I was hesitant about FB for our kids, too. But I have an account and eventually realized how many of their friends already had accounts. I think the kids were 10 and 14, when we finally let them sign up. Here are our ground rules:
* DH and I must know their passwords.
* We are in charge of the privacy settings (and they're strict).
* Don't post about where you are right now. If you go someplace wonderful, post about it afterward.
* Don't let friends post on your account. Make them sign onto their own, if they have something to say.
* FB is not the place for anything negative. No cutting down or griping about other people. What you post online sticks around a lot longer than whiny thoughts do, in your head.
* Before you hit Enter, ask yourself whether what you're about to post is OK for your grandmother and your Great Aunt Patsy to read. (They're FB friends, too!)
We do, indeed, log onto the kids' accounts periodically, to check that the privacy settings are the same; that they haven't befriended anyone we don't know (a kid from school we don't know would be OK, but not some random adult from Chicago, KWIM?); and what they and their friends are talking about.
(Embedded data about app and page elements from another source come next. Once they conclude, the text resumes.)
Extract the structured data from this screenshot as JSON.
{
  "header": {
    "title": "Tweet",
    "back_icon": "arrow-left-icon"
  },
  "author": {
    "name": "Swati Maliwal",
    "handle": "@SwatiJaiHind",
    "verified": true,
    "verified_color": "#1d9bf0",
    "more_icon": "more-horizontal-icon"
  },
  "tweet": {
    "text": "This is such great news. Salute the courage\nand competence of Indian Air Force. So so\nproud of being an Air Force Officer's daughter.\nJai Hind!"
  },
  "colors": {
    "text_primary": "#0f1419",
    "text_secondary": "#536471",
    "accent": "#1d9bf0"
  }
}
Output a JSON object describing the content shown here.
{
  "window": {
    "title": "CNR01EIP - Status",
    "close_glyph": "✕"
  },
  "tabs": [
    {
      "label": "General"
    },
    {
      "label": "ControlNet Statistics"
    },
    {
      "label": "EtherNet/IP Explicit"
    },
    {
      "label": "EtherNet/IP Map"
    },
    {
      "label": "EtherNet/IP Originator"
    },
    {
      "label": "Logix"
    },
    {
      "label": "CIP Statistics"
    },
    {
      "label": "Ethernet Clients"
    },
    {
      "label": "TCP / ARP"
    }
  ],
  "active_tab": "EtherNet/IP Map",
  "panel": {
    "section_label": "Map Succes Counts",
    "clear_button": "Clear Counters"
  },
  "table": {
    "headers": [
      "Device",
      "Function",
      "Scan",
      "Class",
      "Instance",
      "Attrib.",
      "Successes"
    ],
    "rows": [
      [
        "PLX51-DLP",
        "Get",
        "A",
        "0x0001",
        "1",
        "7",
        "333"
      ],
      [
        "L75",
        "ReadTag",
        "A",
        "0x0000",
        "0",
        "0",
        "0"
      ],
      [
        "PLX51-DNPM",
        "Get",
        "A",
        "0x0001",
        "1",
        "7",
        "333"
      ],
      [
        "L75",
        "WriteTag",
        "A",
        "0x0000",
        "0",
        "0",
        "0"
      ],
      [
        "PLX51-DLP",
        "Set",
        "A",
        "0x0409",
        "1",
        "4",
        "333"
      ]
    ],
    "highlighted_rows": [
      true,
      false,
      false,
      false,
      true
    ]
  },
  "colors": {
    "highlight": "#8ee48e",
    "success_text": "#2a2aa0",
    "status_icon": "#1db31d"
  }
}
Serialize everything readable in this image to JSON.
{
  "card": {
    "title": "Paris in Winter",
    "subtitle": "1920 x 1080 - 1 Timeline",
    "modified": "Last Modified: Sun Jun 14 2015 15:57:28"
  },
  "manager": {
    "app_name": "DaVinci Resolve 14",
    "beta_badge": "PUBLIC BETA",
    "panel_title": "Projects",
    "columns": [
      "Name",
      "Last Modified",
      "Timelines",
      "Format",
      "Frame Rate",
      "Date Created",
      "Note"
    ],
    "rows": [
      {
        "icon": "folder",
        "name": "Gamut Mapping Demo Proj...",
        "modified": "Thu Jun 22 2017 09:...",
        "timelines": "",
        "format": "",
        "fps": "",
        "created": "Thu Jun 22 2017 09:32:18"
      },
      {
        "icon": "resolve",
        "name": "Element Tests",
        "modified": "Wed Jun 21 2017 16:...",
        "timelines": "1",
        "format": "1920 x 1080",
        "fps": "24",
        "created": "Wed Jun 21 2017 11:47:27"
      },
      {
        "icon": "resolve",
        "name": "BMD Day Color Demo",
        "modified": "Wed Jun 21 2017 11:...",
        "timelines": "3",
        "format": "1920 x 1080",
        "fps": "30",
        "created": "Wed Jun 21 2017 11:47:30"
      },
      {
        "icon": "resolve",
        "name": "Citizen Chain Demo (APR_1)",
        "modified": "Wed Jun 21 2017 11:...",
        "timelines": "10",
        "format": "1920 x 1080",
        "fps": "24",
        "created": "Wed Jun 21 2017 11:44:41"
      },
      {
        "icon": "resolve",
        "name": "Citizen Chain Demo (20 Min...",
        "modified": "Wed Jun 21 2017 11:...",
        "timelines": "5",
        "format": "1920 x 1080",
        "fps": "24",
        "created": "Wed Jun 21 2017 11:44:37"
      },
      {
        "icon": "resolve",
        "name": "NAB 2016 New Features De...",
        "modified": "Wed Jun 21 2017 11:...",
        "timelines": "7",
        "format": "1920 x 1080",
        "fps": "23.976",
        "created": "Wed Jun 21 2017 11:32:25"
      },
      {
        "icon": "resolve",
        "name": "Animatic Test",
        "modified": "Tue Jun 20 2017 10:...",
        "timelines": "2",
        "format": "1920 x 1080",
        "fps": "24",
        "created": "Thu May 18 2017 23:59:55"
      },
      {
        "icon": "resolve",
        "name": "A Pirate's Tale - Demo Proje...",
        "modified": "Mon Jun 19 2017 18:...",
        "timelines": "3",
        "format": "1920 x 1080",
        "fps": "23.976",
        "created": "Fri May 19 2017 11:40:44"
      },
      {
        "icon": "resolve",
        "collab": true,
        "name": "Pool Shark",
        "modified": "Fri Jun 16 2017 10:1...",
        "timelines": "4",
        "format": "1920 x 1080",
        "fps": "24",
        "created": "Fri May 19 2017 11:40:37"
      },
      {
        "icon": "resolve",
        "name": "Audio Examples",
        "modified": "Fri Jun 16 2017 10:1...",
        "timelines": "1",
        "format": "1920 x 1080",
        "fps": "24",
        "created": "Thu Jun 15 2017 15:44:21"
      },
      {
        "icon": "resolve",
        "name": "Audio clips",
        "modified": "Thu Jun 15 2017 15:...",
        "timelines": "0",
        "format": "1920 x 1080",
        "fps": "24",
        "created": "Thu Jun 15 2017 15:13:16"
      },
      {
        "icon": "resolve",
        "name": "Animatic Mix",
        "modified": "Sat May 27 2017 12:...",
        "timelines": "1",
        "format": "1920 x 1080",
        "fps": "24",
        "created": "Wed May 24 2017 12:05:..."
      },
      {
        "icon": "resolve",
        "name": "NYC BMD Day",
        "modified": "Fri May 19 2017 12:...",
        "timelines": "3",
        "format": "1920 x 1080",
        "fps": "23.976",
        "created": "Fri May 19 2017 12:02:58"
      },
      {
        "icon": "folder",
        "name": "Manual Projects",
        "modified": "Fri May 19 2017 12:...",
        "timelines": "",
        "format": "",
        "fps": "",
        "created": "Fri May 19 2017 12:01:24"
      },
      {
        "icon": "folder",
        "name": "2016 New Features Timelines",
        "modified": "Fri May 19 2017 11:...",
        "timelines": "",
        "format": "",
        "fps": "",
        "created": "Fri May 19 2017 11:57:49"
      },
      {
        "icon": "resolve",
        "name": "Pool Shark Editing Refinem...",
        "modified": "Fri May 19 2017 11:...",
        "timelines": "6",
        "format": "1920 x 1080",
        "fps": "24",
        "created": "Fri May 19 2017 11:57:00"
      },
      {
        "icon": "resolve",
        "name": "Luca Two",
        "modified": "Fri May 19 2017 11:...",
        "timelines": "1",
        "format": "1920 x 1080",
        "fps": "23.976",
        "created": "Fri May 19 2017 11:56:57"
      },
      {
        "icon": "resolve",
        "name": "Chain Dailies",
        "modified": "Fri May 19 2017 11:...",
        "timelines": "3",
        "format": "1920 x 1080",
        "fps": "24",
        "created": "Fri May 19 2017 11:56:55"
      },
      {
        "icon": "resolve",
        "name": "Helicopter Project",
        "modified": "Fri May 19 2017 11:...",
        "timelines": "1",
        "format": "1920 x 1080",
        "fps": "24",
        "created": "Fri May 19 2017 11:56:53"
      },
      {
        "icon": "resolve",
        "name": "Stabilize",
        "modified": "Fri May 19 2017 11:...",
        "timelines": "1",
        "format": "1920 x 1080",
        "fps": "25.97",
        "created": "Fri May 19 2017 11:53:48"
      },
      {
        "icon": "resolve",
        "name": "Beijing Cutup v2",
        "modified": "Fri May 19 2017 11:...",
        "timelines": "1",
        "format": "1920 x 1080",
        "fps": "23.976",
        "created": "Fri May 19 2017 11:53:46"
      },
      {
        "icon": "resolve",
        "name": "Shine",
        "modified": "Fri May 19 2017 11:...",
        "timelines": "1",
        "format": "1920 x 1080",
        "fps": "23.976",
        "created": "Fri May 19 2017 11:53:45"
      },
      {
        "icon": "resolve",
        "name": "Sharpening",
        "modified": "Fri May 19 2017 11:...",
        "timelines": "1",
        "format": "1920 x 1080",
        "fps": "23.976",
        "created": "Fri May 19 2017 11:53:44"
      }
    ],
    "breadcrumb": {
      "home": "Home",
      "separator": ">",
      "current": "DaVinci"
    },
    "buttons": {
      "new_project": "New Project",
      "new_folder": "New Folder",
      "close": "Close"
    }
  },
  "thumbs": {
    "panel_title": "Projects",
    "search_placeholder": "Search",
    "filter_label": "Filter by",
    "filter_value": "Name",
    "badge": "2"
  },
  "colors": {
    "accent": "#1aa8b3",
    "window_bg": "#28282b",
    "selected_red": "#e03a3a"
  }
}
Yes, it feels like spying. But if you simply go to their Home page, while logged onto your own account, you won't see all the posts from their friends, or things they've posted and blocked you from seeing, or whether they've changed their privacy settings. And they are still young, and we're responsible for them.
The only problems we've had are occasional use of bad words; and the twins' "friend" convincing them to let him post on their account (and he posted vicious, nasty things about other kids at school, which he never posts from his own account, since I assume the little coward is afraid of retaliation!) We handled it by making the kids delete the problem posts; post an apology/explanation, when appropriate; talking about "netiquette"; and grounding them from FB for a while.
Overall, the fun and the help connecting with their friends has been well worth the few problems we've had - which are, after all, learning experiences.